MY FAVORITE SAYING: “The beauty of it is…” Beauty is everywhere.
The Company We Keep
THOUGH THE nature vs. nurture debate has been around for ages, it turns out it’s not one or the other, according to Assistant Professor of Biology Bronwyn Bleakley, who is researching the equally critical role social environments play in determining behavior.
In her Stonehill lab, Bleakley and a team of students are using inbred fish lines to explore how changes in an individual’s social environment impact his behavior. “We have a line that is cooperative and another line that is uncooperative,” she explains. “When we add in a fish from a third strain to either of those environments, she will behave in the same way as her social partners do.”
In the extreme, these social behaviors are a life and death matter, as Bleakley has demonstrated through studying aquatic isopods, which tend to feast on family and friends. “Just like it’s hard to be cooperative if you’re paired with an uncooperative partner, it’s hard to be cannibalistic by yourself,” she explains. “So cannibalism emerges in the space between individuals, just like cooperation does.”
Though Bleakley’s lab, funded by the National Science Foundation and the Animal Behavior Society, is devoted to basic research, she sees a future where her studies may inform a range of human psychological and developmental disorders, such as autism.
“Many people on the autism spectrum do not effectively read social cues,” she says. “Understanding how social interactions yield collective behaviors could inform how we understand human behavior in the future.”
Bleakley has also demonstrated that being exposed to environmental contamination can change an individual’s behavior, which in turn changes the behavior of that individual’s social partner, even if the social partner was not exposed to the contamination.

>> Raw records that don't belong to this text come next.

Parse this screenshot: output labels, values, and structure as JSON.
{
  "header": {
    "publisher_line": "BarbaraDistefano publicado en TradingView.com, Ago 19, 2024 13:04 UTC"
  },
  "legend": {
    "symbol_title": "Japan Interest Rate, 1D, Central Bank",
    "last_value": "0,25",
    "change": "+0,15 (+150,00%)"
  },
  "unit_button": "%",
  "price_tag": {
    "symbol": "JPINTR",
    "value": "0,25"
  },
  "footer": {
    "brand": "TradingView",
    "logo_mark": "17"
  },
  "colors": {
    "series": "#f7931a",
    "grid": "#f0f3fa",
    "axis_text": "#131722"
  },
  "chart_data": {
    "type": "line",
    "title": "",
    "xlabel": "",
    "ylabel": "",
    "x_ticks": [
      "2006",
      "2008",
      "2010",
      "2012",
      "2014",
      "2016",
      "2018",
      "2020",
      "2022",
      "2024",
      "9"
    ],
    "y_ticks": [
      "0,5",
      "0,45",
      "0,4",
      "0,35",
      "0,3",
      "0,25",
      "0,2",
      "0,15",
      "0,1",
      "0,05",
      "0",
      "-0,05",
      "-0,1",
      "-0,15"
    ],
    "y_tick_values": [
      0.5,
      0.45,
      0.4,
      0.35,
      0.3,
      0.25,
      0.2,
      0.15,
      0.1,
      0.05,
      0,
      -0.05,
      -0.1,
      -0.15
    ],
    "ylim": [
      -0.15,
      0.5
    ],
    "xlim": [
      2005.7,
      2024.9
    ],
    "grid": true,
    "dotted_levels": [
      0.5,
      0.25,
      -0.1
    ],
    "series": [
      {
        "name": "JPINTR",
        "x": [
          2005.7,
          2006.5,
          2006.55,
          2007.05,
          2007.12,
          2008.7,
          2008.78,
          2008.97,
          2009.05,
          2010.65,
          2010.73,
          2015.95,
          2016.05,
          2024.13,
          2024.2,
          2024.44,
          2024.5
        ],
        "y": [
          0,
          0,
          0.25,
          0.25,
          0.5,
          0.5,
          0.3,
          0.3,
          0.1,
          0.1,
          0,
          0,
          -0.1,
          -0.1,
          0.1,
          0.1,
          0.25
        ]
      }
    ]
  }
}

That means an individual’s evolutionary success, whether it’s measured by surviving a predatory threat or caring properly for its babies, depends at least in part on the specific social partners it interacts with.
“Taken all together,” says Bleakley, “our lab can definitively say that it matters who you hang out with.”

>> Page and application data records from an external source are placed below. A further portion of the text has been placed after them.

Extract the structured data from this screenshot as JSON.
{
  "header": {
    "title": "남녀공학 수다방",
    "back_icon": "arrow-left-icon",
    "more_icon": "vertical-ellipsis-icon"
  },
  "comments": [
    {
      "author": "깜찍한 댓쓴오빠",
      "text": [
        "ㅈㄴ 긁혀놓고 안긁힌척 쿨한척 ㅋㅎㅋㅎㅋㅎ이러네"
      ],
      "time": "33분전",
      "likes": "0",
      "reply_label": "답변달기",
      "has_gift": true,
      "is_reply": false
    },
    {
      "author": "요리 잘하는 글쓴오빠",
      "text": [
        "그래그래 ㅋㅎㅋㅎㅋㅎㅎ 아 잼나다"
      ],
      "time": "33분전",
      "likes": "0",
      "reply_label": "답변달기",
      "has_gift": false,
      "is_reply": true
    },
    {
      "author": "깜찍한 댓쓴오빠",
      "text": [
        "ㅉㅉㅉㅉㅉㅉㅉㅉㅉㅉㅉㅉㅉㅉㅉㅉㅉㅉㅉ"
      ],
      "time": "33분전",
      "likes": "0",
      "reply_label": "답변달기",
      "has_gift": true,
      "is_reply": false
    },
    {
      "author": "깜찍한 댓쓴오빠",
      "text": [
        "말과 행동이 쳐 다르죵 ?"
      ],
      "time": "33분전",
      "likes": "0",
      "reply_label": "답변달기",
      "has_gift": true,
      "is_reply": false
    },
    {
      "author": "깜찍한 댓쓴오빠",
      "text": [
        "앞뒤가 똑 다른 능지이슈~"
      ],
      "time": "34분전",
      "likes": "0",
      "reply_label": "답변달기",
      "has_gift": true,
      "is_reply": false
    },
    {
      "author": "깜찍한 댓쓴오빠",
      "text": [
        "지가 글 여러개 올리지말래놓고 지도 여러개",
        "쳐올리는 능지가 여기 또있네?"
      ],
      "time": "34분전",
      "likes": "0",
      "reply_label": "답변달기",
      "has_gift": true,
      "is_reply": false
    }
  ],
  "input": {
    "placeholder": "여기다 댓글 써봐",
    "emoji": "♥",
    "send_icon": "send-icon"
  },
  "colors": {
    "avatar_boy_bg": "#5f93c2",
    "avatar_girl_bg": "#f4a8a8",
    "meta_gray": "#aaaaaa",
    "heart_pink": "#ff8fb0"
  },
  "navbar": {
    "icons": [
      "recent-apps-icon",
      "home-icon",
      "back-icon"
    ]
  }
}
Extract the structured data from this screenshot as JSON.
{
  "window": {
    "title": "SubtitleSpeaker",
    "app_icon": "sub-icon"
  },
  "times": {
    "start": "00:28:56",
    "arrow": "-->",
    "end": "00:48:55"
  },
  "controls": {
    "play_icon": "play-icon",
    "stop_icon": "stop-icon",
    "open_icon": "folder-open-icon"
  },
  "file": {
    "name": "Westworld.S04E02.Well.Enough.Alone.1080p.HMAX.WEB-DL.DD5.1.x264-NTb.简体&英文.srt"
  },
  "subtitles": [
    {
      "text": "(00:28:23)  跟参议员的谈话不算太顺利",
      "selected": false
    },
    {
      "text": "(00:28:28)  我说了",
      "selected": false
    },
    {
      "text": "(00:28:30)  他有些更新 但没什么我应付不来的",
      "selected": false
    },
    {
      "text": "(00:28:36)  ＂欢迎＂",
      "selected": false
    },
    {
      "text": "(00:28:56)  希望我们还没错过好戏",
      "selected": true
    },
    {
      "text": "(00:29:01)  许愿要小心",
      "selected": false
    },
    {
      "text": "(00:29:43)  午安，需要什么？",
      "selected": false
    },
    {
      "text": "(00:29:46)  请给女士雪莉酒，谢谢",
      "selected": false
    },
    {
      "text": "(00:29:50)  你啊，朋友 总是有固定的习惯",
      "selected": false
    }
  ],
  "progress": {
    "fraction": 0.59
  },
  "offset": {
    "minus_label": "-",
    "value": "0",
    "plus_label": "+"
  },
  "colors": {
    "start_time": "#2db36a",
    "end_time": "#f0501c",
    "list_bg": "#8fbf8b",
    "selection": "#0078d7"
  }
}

—Maura King Scully
Big Project for Small Business
SMALL BUSINESSES are the economic heart of any community, and nobody teaches that quite like Associate Professor of Business Administration Eddie Rhee.
Rhee’s hands-on, community-based curriculum and teaching approach not only give his students real-world experience with local businesses, but they also provide local business owners free data analysis and retail recommendations.
“It’s better for students to go to a business, look at the displays, see the back room and its employees—and then apply what they learn in class to this real place, rather than reading about it on paper in class,” Rhee notes. “That’s not my philosophy.”
For instance, for the final project in his Retail Management course last fall, Rhee had students create actual management strategies for Tuxedos by Merian, a Brockton men’s formal wear shop owned by John Merian ’81.
Students surveyed customers and researched various retail factors, including the area’s economic conditions, traffic flow and parking availability near the shop, operating costs, competition and merchandise.
Students even touched upon the store’s atmosphere—lighting, color, music and scent—along with its customer service strategies and employee enthusiasm.
After compiling survey answers and analyzing results, Rhee’s students made recommendations for the tux shop based on concrete data analysis and presented their findings in class to Merian and Rhee.
“It’s a mutual benefit,” says Rhee. “For the business, it’s free consulting. Hiring a consultant is very expensive, and often small business owners are so busy with day-to-day operation that they have no time to collect their own data. So here’s this local college, Stonehill, whose students will collect data and analyze it for them in a way they can use.”
—Lauren Daley ’05